### PROBLEM DESCRIPTION
Your reply should be the following data, copied exactly.

### GIVEN RECORDS
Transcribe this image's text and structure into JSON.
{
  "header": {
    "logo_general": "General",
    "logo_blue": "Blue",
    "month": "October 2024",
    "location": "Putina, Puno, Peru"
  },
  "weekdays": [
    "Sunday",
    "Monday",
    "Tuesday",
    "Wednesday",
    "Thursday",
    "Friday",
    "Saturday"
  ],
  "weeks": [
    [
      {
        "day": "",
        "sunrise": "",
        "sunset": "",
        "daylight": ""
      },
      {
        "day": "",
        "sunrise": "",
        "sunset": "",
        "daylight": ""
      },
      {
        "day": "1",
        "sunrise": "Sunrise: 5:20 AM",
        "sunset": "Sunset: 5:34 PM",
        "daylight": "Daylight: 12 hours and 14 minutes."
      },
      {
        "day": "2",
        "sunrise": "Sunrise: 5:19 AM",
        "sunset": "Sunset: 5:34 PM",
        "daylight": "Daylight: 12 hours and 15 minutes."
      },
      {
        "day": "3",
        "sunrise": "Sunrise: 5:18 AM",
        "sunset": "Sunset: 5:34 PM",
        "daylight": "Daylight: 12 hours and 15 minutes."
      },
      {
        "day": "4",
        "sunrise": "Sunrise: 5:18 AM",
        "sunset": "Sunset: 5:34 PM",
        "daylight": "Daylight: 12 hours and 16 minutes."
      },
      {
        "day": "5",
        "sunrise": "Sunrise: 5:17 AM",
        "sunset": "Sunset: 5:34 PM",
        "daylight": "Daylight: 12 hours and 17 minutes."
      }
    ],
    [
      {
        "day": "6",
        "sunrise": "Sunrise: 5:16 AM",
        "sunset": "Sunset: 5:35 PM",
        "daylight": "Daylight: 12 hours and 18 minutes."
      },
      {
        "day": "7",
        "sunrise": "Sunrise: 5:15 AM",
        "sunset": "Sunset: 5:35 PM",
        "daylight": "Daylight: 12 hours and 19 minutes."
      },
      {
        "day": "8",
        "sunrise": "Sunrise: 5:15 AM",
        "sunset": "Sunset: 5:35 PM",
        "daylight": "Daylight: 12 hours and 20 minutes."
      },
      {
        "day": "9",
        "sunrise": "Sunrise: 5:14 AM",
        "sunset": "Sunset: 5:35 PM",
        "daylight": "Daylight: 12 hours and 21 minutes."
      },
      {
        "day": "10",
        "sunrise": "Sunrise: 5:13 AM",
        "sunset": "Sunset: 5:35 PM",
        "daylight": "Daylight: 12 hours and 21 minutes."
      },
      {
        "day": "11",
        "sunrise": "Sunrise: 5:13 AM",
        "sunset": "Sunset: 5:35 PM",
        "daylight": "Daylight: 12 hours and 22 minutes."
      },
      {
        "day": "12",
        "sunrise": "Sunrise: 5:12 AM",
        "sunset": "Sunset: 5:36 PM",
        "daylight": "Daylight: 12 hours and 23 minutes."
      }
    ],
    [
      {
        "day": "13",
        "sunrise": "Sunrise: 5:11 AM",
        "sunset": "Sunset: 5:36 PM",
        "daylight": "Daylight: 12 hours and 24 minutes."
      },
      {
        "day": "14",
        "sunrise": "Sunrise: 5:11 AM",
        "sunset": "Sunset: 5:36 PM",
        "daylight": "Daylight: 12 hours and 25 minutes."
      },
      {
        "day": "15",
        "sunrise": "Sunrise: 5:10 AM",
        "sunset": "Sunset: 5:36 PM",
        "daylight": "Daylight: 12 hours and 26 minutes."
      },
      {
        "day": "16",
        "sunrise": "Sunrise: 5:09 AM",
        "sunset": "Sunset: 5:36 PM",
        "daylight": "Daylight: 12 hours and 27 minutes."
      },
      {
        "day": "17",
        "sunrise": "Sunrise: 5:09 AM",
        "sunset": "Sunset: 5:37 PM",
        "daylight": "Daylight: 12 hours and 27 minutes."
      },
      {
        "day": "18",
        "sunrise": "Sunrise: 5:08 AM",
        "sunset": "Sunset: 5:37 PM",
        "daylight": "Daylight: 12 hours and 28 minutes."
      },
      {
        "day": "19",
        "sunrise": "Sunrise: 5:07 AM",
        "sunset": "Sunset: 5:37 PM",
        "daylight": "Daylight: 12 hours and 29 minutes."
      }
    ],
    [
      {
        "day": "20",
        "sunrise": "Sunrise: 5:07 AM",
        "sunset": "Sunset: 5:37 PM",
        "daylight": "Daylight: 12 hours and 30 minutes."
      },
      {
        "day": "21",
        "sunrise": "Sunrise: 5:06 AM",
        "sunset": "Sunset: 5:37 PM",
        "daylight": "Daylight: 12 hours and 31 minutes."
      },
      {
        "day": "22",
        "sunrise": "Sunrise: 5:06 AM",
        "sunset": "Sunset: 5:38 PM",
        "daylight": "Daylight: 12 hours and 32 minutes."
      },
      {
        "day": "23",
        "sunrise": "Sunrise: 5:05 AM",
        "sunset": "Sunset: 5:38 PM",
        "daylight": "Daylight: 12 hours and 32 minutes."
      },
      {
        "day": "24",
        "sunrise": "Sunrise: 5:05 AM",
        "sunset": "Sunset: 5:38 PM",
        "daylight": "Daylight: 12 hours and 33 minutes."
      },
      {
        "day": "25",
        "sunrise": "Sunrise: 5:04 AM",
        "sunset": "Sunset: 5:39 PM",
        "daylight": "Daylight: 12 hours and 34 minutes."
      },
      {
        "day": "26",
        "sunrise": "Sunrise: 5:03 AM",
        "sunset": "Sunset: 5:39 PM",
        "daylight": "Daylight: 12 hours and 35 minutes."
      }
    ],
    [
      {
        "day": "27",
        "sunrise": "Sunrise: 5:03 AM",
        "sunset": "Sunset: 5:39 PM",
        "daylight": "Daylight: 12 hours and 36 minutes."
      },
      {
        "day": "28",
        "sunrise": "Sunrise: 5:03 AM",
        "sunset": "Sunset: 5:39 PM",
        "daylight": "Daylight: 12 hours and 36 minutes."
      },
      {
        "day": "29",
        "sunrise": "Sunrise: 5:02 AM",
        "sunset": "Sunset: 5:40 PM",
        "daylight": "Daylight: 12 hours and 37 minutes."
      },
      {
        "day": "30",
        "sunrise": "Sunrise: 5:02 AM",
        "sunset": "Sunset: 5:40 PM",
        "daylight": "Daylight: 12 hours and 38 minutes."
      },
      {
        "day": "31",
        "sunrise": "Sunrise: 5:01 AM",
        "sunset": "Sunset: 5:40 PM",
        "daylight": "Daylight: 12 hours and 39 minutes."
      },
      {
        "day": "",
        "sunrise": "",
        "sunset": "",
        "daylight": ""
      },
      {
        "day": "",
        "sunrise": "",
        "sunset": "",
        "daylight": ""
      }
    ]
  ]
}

### ANSWER TO THIS PROBLEM
Transcribe this image's text and structure into JSON.
{
  "header": {
    "logo_general": "General",
    "logo_blue": "Blue",
    "month": "October 2024",
    "location": "Putina, Puno, Peru"
  },
  "weekdays": [
    "Sunday",
    "Monday",
    "Tuesday",
    "Wednesday",
    "Thursday",
    "Friday",
    "Saturday"
  ],
  "weeks": [
    [
      {
        "day": "",
        "sunrise": "",
        "sunset": "",
        "daylight": ""
      },
      {
        "day": "",
        "sunrise": "",
        "sunset": "",
        "daylight": ""
      },
      {
        "day": "1",
        "sunrise": "Sunrise: 5:20 AM",
        "sunset": "Sunset: 5:34 PM",
        "daylight": "Daylight: 12 hours and 14 minutes."
      },
      {
        "day": "2",
        "sunrise": "Sunrise: 5:19 AM",
        "sunset": "Sunset: 5:34 PM",
        "daylight": "Daylight: 12 hours and 15 minutes."
      },
      {
        "day": "3",
        "sunrise": "Sunrise: 5:18 AM",
        "sunset": "Sunset: 5:34 PM",
        "daylight": "Daylight: 12 hours and 15 minutes."
      },
      {
        "day": "4",
        "sunrise": "Sunrise: 5:18 AM",
        "sunset": "Sunset: 5:34 PM",
        "daylight": "Daylight: 12 hours and 16 minutes."
      },
      {
        "day": "5",
        "sunrise": "Sunrise: 5:17 AM",
        "sunset": "Sunset: 5:34 PM",
        "daylight": "Daylight: 12 hours and 17 minutes."
      }
    ],
    [
      {
        "day": "6",
        "sunrise": "Sunrise: 5:16 AM",
        "sunset": "Sunset: 5:35 PM",
        "daylight": "Daylight: 12 hours and 18 minutes."
      },
      {
        "day": "7",
        "sunrise": "Sunrise: 5:15 AM",
        "sunset": "Sunset: 5:35 PM",
        "daylight": "Daylight: 12 hours and 19 minutes."
      },
      {
        "day": "8",
        "sunrise": "Sunrise: 5:15 AM",
        "sunset": "Sunset: 5:35 PM",
        "daylight": "Daylight: 12 hours and 20 minutes."
      },
      {
        "day": "9",
        "sunrise": "Sunrise: 5:14 AM",
        "sunset": "Sunset: 5:35 PM",
        "daylight": "Daylight: 12 hours and 21 minutes."
      },
      {
        "day": "10",
        "sunrise": "Sunrise: 5:13 AM",
        "sunset": "Sunset: 5:35 PM",
        "daylight": "Daylight: 12 hours and 21 minutes."
      },
      {
        "day": "11",
        "sunrise": "Sunrise: 5:13 AM",
        "sunset": "Sunset: 5:35 PM",
        "daylight": "Daylight: 12 hours and 22 minutes."
      },
      {
        "day": "12",
        "sunrise": "Sunrise: 5:12 AM",
        "sunset": "Sunset: 5:36 PM",
        "daylight": "Daylight: 12 hours and 23 minutes."
      }
    ],
    [
      {
        "day": "13",
        "sunrise": "Sunrise: 5:11 AM",
        "sunset": "Sunset: 5:36 PM",
        "daylight": "Daylight: 12 hours and 24 minutes."
      },
      {
        "day": "14",
        "sunrise": "Sunrise: 5:11 AM",
        "sunset": "Sunset: 5:36 PM",
        "daylight": "Daylight: 12 hours and 25 minutes."
      },
      {
        "day": "15",
        "sunrise": "Sunrise: 5:10 AM",
        "sunset": "Sunset: 5:36 PM",
        "daylight": "Daylight: 12 hours and 26 minutes."
      },
      {
        "day": "16",
        "sunrise": "Sunrise: 5:09 AM",
        "sunset": "Sunset: 5:36 PM",
        "daylight": "Daylight: 12 hours and 27 minutes."
      },
      {
        "day": "17",
        "sunrise": "Sunrise: 5:09 AM",
        "sunset": "Sunset: 5:37 PM",
        "daylight": "Daylight: 12 hours and 27 minutes."
      },
      {
        "day": "18",
        "sunrise": "Sunrise: 5:08 AM",
        "sunset": "Sunset: 5:37 PM",
        "daylight": "Daylight: 12 hours and 28 minutes."
      },
      {
        "day": "19",
        "sunrise": "Sunrise: 5:07 AM",
        "sunset": "Sunset: 5:37 PM",
        "daylight": "Daylight: 12 hours and 29 minutes."
      }
    ],
    [
      {
        "day": "20",
        "sunrise": "Sunrise: 5:07 AM",
        "sunset": "Sunset: 5:37 PM",
        "daylight": "Daylight: 12 hours and 30 minutes."
      },
      {
        "day": "21",
        "sunrise": "Sunrise: 5:06 AM",
        "sunset": "Sunset: 5:37 PM",
        "daylight": "Daylight: 12 hours and 31 minutes."
      },
      {
        "day": "22",
        "sunrise": "Sunrise: 5:06 AM",
        "sunset": "Sunset: 5:38 PM",
        "daylight": "Daylight: 12 hours and 32 minutes."
      },
      {
        "day": "23",
        "sunrise": "Sunrise: 5:05 AM",
        "sunset": "Sunset: 5:38 PM",
        "daylight": "Daylight: 12 hours and 32 minutes."
      },
      {
        "day": "24",
        "sunrise": "Sunrise: 5:05 AM",
        "sunset": "Sunset: 5:38 PM",
        "daylight": "Daylight: 12 hours and 33 minutes."
      },
      {
        "day": "25",
        "sunrise": "Sunrise: 5:04 AM",
        "sunset": "Sunset: 5:39 PM",
        "daylight": "Daylight: 12 hours and 34 minutes."
      },
      {
        "day": "26",
        "sunrise": "Sunrise: 5:03 AM",
        "sunset": "Sunset: 5:39 PM",
        "daylight": "Daylight: 12 hours and 35 minutes."
      }
    ],
    [
      {
        "day": "27",
        "sunrise": "Sunrise: 5:03 AM",
        "sunset": "Sunset: 5:39 PM",
        "daylight": "Daylight: 12 hours and 36 minutes."
      },
      {
        "day": "28",
        "sunrise": "Sunrise: 5:03 AM",
        "sunset": "Sunset: 5:39 PM",
        "daylight": "Daylight: 12 hours and 36 minutes."
      },
      {
        "day": "29",
        "sunrise": "Sunrise: 5:02 AM",
        "sunset": "Sunset: 5:40 PM",
        "daylight": "Daylight: 12 hours and 37 minutes."
      },
      {
        "day": "30",
        "sunrise": "Sunrise: 5:02 AM",
        "sunset": "Sunset: 5:40 PM",
        "daylight": "Daylight: 12 hours and 38 minutes."
      },
      {
        "day": "31",
        "sunrise": "Sunrise: 5:01 AM",
        "sunset": "Sunset: 5:40 PM",
        "daylight": "Daylight: 12 hours and 39 minutes."
      },
      {
        "day": "",
        "sunrise": "",
        "sunset": "",
        "daylight": ""
      },
      {
        "day": "",
        "sunrise": "",
        "sunset": "",
        "daylight": ""
      }
    ]
  ]
}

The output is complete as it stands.